She is the absence that makes us cry,

the loss that brings us back to the ballpark

on Sundays, the one we love from afar—

the dreamer running. Parents giving chase.



Fred Dale is a husband to his wife, Valerie, and a father to his occasional jerk of a dog, Earl. He is a Senior Instructor in the English Department at the University of North Florida, and an avid cyclist, but mostly, he just grades papers. His poetry has appeared or is forthcoming in Crack the Spine, Chiron Review, Wild Violet Magazine, Indefinite Space, glassworks and others.

subterranean intellectual goings on

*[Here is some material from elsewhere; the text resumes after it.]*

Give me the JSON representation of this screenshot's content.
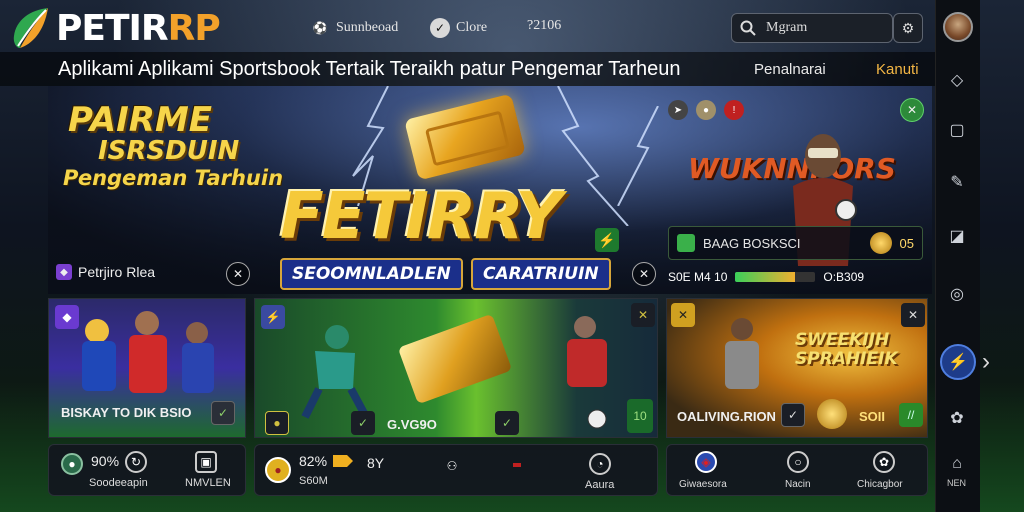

By Rona Figueroa

a long ride up but I like to walk on the left passing

standers on the right

eye line takes in the winter shoe collection, snowing today

a man’s pair of hefty ankle boots take some space

more than the usual 2 steps he takes 3

one in the middle without a shoe the math is two across three

steps on this rush hour escalator

(greedy bastard) must be tall

following his pant lines up as I ascend I see

he’s created a table top with his left thigh propping a thick book

he reads

on the way up to the sidewalk



Rona Figueroa has a degree in Fine Arts, a resume with Broadway musicals and TV shows, blogs about subway shenanigans and has done time as an administrative assistant. She has lived in NYC for over 20 years.



By Nancy Hightower

The turbulent wait

as my breath erupts in

ecstatic gasps.

I dream of you

draped in aurora borealis,

stars swathed around your belly.

The sky hardens, cracks into

Pleiades     Orion     Andromeda.

My fingers stroke your throat,

still your voice is silent, dust-dry.

The sunset melts into amber,

trapping me in the thrum

of the sparrow’s heart.

My hands keep working the clay.

I see your eyes beginning,

the rise and fall of your chest.

When will you finally look

into my face and live?



Nancy Hightower has published short fiction and poetry in journals such as storySouth, Gargoyle, Prick of the Spindle, and Word RiotKinds of Leaving, her short story collection currently under submission, was shortlisted for the Flann O’Brien Award for Innovative Fiction in 2014. Currently, she reviews science fiction and fantasy for The Washington Post and was featured in the 100 Top Creatives feature in Paul Miller’s Origin Magazine. This summer Port Yonder Press will publish The Acolyte, her first book of poetry.